The Right Color / It All Starts Here
Combining these factors produces a color profile.
Dominant color refers to colors that make up approximately 30 percent or more of a natural stone’s surface.
Secondary color refers to colors that make up less than approximately 30 percent of a natural stone’s surface. For example, we may describe a certain granite as having beige dominant colors with blue and purple secondary colors.
Unlike paint, perceived color in natural stone is highly fluid, depending on surface finish, moisture, and sun angle. Therefore, we reference color themes rather than specific color names or numbers.
Color pattern refers to the way in which colors are distributed over the surface of the stone. For example, we may refer to the granite as having a regular color pattern with some speckles and swirls. We’ve adopted many of our color pattern terms from other materials, such a wallpaper and carpet.

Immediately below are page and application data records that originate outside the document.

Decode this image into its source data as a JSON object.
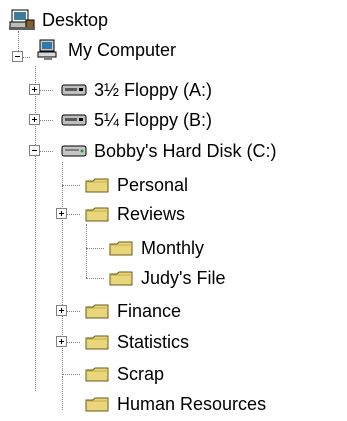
{
  "tree": {
    "root": {
      "label": "Desktop",
      "icon": "desktop-icon"
    },
    "my_computer": {
      "label": "My Computer",
      "icon": "computer-icon"
    },
    "floppy_a": {
      "label": "3½ Floppy (A:)",
      "icon": "floppy-drive-icon"
    },
    "floppy_b": {
      "label": "5¼ Floppy (B:)",
      "icon": "floppy-drive-icon"
    },
    "hard_disk": {
      "label": "Bobby's Hard Disk (C:)",
      "icon": "hard-disk-icon"
    },
    "personal": {
      "label": "Personal",
      "icon": "folder-icon"
    },
    "reviews": {
      "label": "Reviews",
      "icon": "folder-icon"
    },
    "monthly": {
      "label": "Monthly",
      "icon": "folder-icon"
    },
    "judys_file": {
      "label": "Judy's File",
      "icon": "folder-icon"
    },
    "finance": {
      "label": "Finance",
      "icon": "folder-icon"
    },
    "statistics": {
      "label": "Statistics",
      "icon": "folder-icon"
    },
    "scrap": {
      "label": "Scrap",
      "icon": "folder-icon"
    },
    "human_resources": {
      "label": "Human Resources",
      "icon": "folder-icon"
    }
  },
  "colors": {
    "folder_fill": "#e9d67a",
    "folder_edge": "#6b5a1e",
    "tree_line": "#808080"
  }
}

Feeling refers to an overall warm or cool color composition or exhibits a feeling of movement.
Inclusions refer to the presence of additional minerals, such as mica, that can change the perceived color of natural stone. Inclusions can create dramatic movement when they are linear, streaked, swirled or veined.
Surface finish processes can change the perceived color of certain stone. Keep this in mind when creating a stone curation specification.
Mountain Hard Limestone Beige / One Stone. Eight different finishes.
Mountain Hard Limestone Beige /
One Stone. Eight different finishes.
Flamed & Tumbled
Sandblasted & Brushed
Even though the individual elements of a color profile are closely related, dominant and secondary color, color pattern and inclusions can be specified independently in a stone curation specification to achieve specific design goals.
A growing trend in natural stone design is to use different products, with different color profiles, surfaces, and textures, in a single design pattern. It’s important to note that certain surface finish processes can change the color profile of certain stone.